[[ Provided entries open ]]

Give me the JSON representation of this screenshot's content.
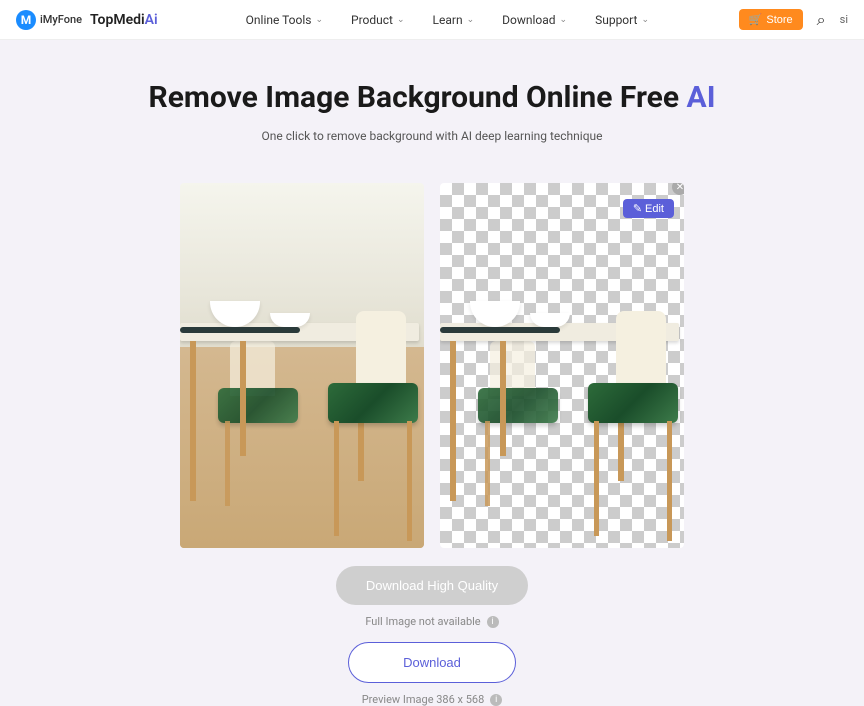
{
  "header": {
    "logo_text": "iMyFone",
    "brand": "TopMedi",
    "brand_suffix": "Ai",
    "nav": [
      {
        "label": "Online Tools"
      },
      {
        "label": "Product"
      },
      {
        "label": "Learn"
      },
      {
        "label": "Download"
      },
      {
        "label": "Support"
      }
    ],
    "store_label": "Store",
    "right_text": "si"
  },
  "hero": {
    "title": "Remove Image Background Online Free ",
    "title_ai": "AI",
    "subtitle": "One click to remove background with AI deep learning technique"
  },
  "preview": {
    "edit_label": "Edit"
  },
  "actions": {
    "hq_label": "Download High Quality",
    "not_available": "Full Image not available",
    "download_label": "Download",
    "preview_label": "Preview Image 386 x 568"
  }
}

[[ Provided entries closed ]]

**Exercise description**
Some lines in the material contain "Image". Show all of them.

**Output for this exercise**
    "title": "Remove Image Background Online Free ",
    "not_available": "Full Image not available",
    "preview_label": "Preview Image 386 x 568"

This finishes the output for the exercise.